RECORDS FOR THE EXERCISE below:
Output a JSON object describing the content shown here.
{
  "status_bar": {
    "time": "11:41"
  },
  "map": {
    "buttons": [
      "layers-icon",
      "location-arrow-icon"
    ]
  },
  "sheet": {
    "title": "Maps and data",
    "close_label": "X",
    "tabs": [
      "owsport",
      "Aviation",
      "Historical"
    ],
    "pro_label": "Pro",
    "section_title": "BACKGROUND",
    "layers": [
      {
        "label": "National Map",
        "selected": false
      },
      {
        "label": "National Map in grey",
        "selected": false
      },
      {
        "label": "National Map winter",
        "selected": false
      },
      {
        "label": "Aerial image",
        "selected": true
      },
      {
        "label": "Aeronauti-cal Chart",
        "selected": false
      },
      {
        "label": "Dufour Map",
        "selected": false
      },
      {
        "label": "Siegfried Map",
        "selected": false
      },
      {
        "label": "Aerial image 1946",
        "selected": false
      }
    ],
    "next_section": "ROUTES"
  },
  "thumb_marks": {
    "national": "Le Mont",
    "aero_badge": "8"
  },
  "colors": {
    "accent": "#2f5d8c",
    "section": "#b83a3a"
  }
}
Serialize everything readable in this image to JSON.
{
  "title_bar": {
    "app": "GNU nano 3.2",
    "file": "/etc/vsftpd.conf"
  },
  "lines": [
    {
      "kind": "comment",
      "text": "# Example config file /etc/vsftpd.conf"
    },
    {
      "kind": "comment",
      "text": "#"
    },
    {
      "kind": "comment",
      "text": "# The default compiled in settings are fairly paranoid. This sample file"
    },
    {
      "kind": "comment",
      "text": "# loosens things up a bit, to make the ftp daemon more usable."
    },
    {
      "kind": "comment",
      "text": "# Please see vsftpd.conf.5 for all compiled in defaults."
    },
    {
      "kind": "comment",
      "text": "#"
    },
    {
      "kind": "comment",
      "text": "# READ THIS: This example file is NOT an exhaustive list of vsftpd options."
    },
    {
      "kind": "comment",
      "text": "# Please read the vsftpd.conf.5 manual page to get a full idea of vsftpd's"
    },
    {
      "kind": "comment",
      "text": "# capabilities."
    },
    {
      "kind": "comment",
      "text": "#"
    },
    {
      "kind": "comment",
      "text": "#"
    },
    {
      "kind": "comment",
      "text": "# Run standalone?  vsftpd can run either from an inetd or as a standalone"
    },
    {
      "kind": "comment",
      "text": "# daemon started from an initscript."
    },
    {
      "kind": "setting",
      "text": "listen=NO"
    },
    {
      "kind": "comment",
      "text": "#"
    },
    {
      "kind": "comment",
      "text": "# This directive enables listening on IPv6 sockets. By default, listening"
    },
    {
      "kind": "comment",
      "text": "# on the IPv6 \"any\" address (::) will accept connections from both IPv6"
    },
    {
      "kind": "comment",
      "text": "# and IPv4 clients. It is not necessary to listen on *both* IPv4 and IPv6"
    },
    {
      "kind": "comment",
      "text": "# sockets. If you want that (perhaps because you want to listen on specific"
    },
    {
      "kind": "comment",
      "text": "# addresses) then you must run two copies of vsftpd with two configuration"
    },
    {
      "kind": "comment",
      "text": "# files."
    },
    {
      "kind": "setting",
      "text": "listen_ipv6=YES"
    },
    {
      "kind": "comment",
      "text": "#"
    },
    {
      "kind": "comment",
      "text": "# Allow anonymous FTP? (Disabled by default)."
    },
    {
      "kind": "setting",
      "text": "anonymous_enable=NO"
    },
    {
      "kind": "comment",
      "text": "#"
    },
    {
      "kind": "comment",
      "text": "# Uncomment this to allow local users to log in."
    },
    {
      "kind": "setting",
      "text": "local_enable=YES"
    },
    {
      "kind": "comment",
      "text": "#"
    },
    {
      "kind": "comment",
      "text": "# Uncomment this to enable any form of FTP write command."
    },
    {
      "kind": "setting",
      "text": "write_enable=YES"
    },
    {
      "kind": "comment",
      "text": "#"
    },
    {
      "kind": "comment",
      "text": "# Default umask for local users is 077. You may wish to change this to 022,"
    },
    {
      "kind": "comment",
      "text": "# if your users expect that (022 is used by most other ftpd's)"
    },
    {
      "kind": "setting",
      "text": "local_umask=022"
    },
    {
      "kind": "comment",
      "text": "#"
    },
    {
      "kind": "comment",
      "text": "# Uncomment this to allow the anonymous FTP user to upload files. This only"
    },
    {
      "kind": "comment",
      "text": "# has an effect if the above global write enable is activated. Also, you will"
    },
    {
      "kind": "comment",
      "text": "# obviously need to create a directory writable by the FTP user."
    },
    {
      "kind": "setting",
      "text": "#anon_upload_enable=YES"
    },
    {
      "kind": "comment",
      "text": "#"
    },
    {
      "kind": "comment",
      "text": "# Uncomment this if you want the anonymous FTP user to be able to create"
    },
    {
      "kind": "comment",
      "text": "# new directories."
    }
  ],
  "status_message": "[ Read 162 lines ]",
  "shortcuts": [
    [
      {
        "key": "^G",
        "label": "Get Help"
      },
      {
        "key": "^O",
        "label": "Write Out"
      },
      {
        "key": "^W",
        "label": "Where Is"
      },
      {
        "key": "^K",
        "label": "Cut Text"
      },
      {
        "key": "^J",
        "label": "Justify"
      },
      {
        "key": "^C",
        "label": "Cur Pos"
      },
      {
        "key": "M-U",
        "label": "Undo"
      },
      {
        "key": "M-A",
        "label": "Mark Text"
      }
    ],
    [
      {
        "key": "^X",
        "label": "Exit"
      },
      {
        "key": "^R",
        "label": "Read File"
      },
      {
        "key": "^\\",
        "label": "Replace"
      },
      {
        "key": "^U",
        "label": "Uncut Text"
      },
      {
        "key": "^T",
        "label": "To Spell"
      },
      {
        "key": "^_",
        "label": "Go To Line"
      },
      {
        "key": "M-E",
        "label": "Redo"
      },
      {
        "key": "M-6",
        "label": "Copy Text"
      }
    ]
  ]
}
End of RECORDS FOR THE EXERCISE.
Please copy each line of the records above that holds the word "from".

      "text": "# Run standalone?  vsftpd can run either from an inetd or as a standalone"
      "text": "# daemon started from an initscript."
      "text": "# on the IPv6 \"any\" address (::) will accept connections from both IPv6"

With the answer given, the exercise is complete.